-- SUPPLIED DATA follows --

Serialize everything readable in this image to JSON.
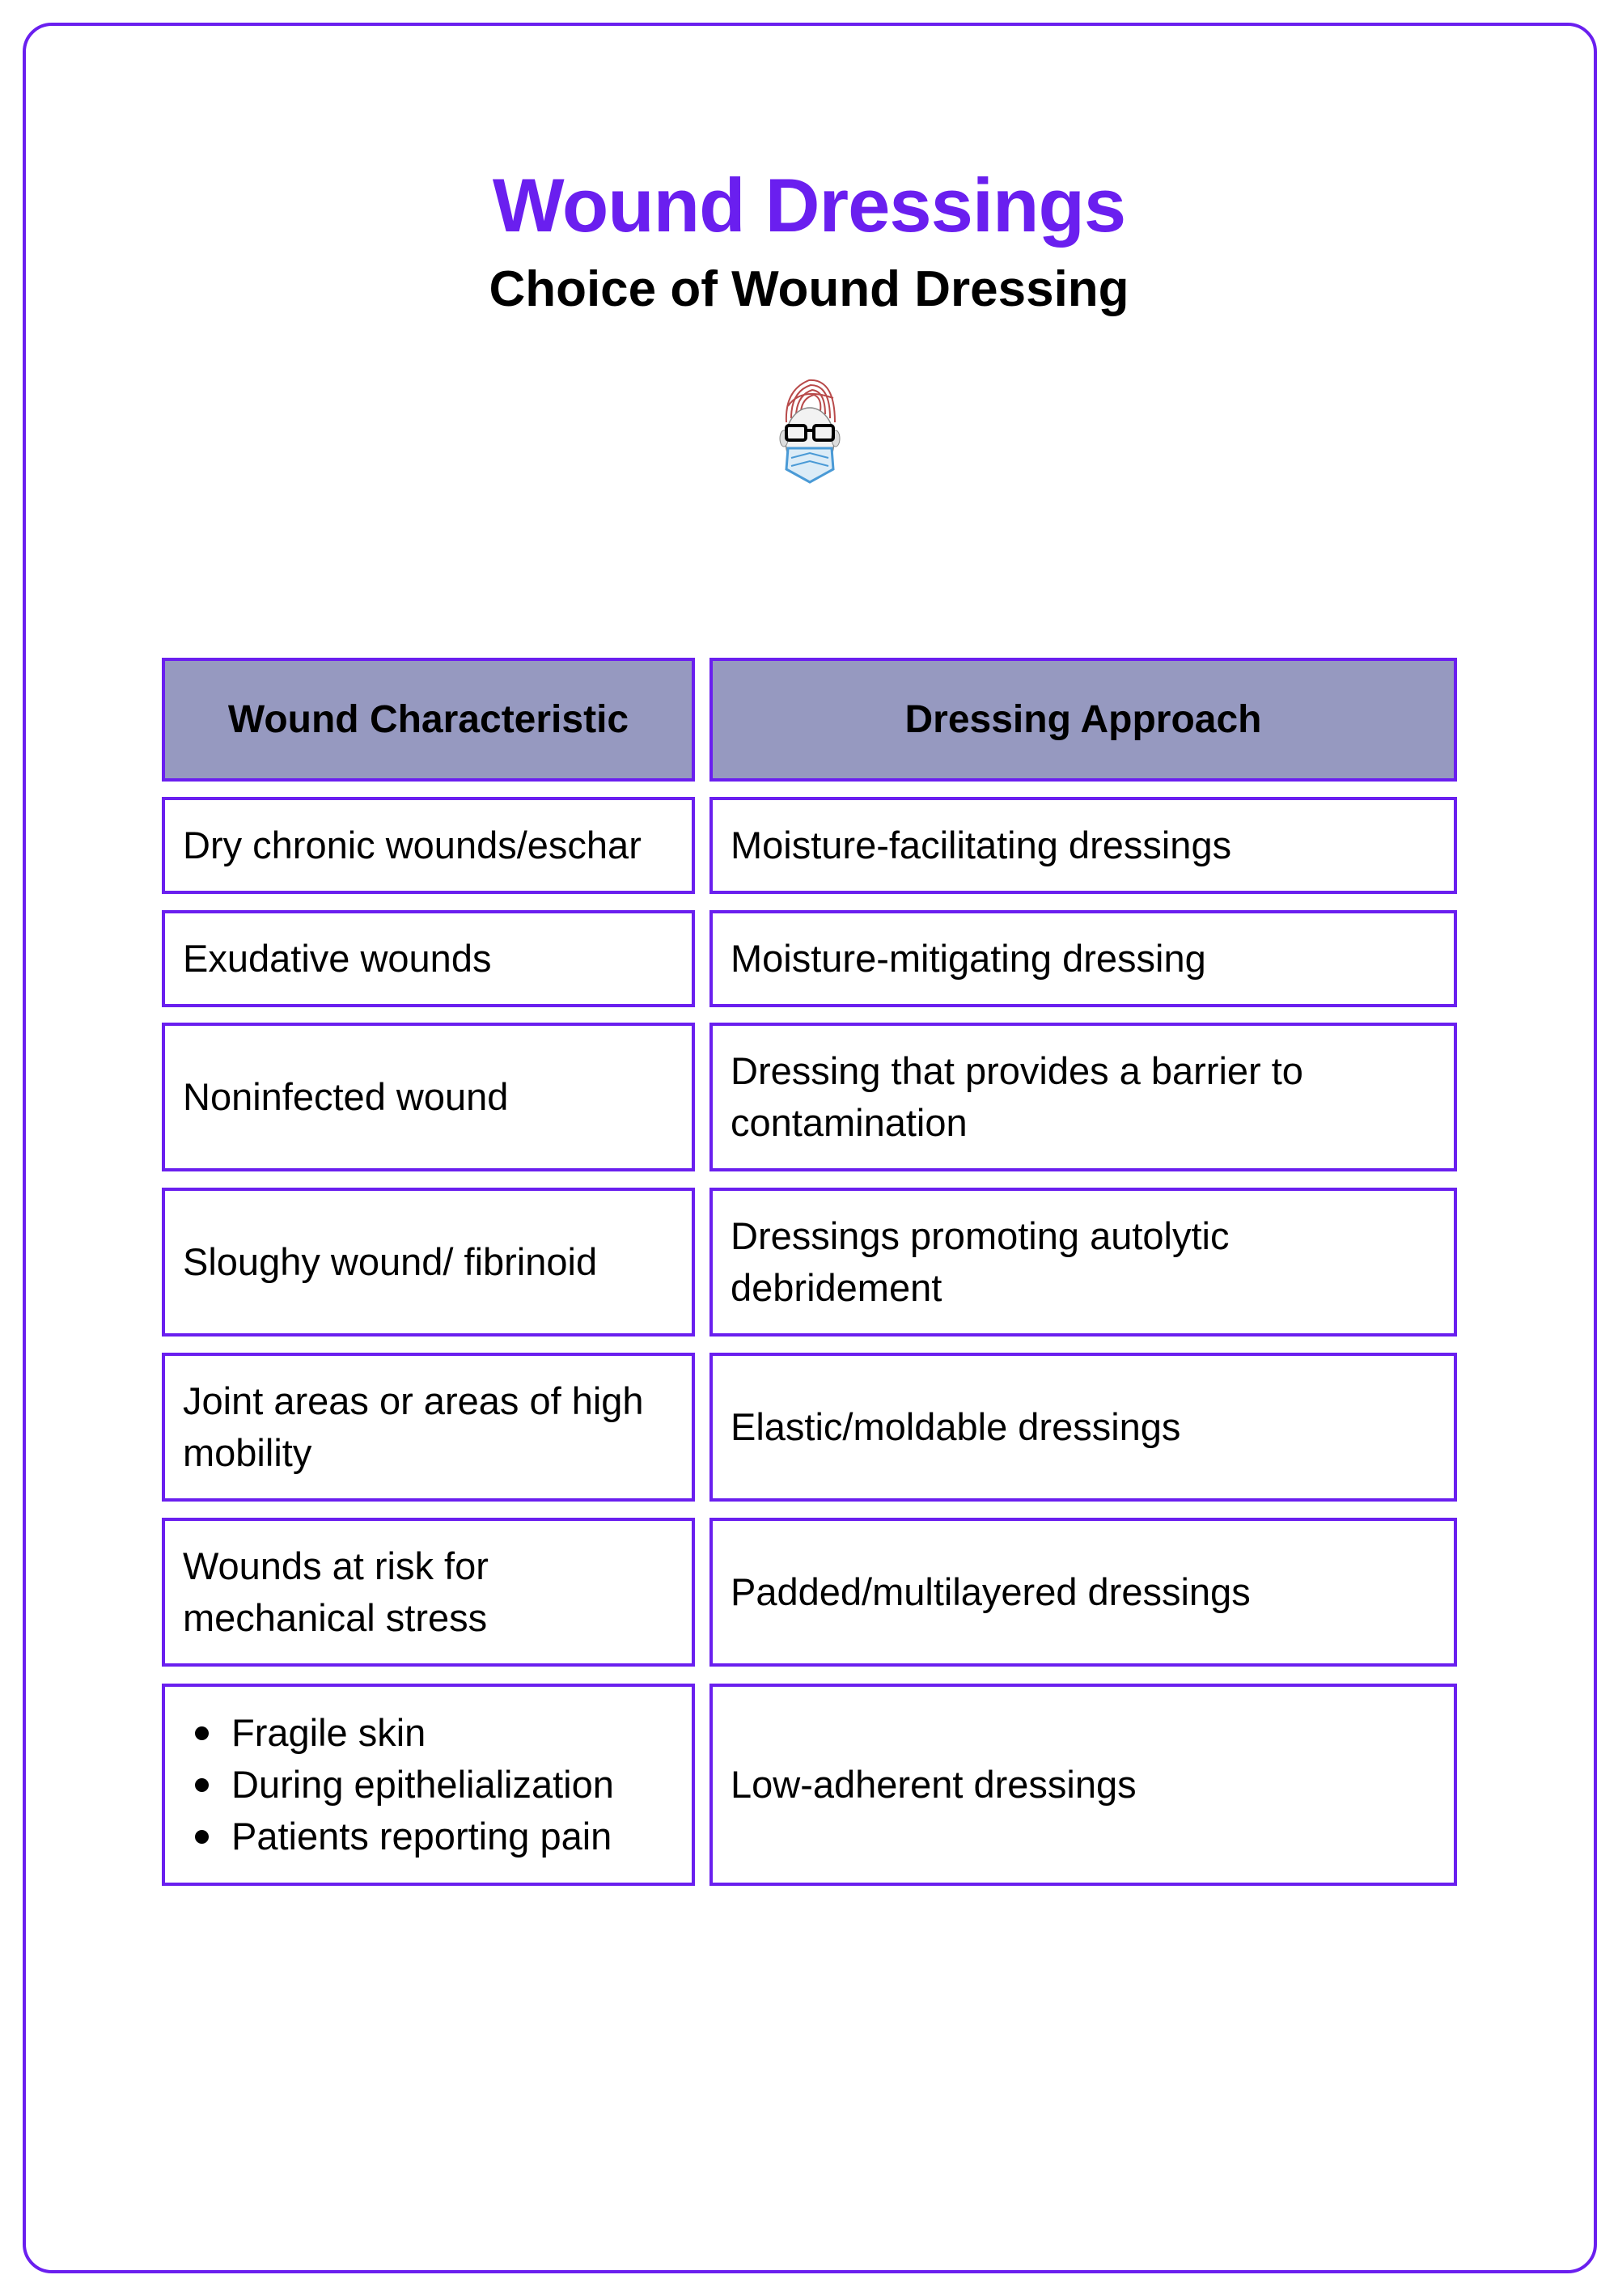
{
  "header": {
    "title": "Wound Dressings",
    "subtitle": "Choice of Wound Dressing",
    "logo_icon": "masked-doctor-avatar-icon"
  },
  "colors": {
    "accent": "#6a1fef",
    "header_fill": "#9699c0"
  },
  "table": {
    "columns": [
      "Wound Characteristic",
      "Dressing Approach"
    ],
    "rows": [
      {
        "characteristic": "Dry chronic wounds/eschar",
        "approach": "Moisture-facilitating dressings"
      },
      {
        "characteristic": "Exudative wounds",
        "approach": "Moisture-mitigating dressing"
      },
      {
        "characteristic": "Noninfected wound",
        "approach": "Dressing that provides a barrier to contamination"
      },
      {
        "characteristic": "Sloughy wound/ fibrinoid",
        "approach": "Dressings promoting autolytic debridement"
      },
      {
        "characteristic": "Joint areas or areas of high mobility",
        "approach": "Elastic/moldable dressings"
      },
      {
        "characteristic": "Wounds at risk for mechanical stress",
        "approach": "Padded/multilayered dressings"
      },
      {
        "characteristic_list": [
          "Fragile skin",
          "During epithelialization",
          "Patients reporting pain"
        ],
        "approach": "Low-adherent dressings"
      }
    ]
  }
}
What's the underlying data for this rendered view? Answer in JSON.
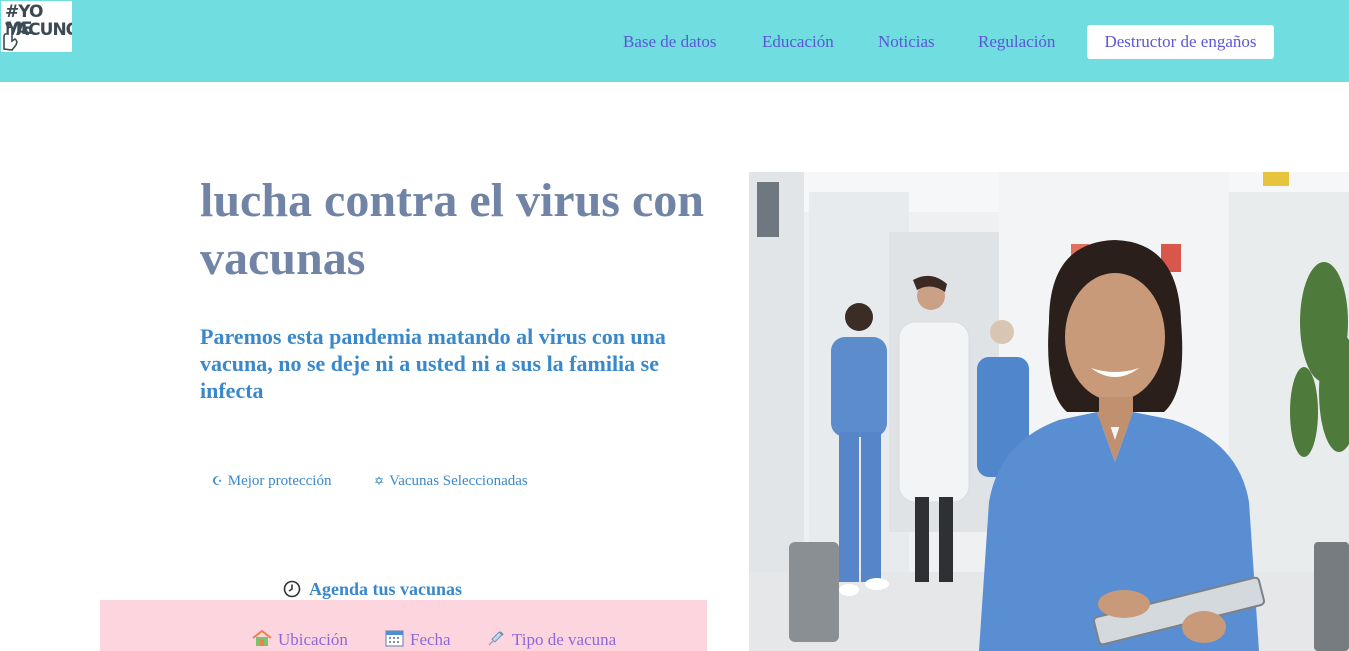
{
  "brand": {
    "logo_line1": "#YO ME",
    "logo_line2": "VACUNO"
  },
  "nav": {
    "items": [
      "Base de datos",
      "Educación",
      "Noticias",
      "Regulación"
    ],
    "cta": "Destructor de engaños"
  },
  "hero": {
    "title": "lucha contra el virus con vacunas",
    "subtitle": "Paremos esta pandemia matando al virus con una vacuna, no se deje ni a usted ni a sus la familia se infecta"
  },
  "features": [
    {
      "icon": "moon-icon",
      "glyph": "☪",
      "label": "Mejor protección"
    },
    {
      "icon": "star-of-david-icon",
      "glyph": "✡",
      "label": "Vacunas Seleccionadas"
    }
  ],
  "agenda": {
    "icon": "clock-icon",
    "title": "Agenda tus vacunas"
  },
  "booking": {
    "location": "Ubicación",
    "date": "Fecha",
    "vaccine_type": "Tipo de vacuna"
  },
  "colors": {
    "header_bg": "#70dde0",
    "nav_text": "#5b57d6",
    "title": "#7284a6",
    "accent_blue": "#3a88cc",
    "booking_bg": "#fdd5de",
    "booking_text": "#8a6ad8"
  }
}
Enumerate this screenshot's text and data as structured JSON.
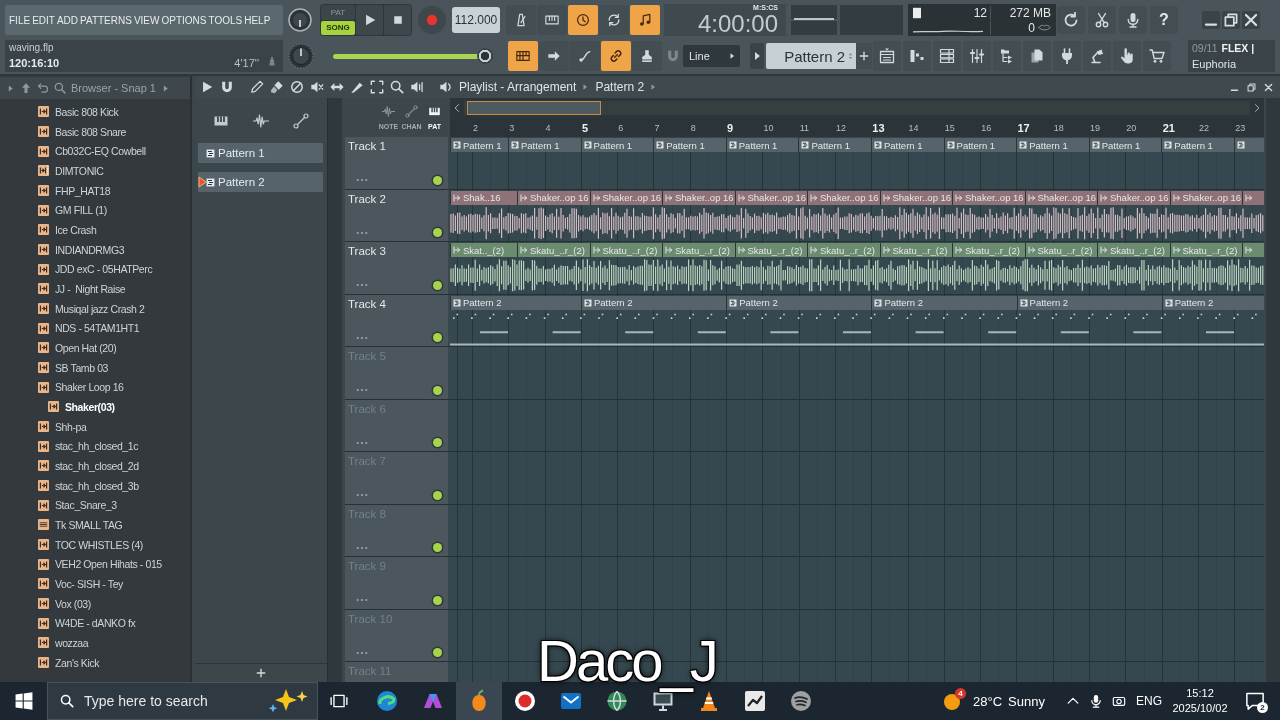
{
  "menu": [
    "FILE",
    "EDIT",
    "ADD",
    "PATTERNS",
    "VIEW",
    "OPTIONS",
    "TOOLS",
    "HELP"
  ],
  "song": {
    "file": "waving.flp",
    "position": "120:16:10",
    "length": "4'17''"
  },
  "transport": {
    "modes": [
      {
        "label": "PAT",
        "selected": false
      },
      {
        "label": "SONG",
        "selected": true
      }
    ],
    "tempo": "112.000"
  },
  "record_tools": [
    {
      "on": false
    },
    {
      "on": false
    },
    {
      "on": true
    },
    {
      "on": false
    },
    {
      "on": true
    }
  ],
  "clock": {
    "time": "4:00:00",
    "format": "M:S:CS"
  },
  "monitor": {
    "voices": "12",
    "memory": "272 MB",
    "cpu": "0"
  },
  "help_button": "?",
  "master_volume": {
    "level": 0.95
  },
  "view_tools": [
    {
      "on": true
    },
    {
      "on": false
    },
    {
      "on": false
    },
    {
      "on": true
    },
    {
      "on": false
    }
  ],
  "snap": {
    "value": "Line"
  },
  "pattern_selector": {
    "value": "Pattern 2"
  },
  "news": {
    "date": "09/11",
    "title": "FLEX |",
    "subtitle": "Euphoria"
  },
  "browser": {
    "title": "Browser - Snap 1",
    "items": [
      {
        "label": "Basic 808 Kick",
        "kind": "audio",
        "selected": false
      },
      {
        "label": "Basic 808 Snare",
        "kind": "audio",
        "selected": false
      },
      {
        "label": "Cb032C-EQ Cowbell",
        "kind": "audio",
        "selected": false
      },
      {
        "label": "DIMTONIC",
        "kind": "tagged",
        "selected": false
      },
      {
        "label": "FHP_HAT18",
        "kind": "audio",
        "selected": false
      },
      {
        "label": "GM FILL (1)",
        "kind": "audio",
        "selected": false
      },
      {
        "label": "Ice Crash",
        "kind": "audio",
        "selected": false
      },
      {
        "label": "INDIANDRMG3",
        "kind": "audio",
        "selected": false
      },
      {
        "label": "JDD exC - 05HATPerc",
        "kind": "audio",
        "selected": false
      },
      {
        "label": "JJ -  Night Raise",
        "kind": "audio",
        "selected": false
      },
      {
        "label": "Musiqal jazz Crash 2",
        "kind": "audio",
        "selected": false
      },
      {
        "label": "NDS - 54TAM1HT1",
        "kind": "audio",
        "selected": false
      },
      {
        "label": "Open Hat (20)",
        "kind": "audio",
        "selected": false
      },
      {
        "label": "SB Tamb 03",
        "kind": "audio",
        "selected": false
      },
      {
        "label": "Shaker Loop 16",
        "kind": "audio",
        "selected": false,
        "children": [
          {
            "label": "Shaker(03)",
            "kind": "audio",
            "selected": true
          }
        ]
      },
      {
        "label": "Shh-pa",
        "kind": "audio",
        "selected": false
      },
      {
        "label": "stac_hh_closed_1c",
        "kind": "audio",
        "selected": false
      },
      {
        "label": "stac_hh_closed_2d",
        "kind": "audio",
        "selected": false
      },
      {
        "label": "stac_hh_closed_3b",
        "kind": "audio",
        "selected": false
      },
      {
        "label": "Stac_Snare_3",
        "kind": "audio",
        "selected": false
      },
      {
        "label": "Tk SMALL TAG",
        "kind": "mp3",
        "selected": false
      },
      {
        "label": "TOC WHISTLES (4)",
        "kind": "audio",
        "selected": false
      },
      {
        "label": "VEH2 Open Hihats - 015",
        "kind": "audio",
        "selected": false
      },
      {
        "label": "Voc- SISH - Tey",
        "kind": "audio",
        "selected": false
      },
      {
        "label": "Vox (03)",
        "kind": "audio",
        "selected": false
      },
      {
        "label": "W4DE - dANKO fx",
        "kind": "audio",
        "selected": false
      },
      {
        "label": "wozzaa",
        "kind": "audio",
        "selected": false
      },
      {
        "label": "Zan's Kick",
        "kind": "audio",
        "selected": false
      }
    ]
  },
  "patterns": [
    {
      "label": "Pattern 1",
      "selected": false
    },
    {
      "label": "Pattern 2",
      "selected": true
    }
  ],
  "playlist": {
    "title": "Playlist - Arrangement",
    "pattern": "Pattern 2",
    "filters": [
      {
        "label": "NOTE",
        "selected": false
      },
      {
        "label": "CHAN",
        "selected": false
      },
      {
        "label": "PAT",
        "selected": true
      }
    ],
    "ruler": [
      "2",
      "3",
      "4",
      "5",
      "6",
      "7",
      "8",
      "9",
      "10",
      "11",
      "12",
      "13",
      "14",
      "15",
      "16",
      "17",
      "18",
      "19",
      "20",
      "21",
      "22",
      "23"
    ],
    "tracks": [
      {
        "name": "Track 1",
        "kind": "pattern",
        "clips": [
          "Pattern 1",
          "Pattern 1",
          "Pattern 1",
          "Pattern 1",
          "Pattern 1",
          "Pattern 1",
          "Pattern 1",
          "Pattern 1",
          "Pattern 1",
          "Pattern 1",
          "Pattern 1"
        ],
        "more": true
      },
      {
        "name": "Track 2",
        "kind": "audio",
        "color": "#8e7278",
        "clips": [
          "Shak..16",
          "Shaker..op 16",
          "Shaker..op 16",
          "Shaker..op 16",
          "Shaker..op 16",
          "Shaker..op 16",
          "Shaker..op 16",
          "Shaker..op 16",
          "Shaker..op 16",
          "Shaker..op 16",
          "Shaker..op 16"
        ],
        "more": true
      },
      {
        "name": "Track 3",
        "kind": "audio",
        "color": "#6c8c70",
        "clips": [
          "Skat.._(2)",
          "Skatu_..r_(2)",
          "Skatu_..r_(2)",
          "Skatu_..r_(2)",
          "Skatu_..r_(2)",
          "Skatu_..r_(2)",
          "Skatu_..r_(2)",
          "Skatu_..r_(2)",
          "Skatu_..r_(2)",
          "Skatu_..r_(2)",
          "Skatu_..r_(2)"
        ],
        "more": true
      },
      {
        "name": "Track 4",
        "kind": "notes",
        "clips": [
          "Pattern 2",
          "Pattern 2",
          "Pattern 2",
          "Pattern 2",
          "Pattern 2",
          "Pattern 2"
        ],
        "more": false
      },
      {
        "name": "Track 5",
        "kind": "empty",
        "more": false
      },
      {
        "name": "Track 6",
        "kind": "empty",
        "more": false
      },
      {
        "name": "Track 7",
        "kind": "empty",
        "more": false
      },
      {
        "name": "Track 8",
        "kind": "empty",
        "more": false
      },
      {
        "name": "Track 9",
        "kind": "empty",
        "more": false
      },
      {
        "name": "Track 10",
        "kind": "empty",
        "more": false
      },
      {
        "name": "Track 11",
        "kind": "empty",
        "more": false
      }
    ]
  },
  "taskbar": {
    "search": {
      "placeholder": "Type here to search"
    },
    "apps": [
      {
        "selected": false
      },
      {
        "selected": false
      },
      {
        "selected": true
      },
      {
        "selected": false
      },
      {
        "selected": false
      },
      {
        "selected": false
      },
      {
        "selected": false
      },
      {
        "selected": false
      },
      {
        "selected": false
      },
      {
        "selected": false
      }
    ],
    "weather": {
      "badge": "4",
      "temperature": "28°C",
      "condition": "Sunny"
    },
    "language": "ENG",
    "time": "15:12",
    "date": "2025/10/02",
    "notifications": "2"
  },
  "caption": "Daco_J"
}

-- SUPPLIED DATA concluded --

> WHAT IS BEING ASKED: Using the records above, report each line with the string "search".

> TASK OUTPUT:
    "search": {
      "placeholder": "Type here to search"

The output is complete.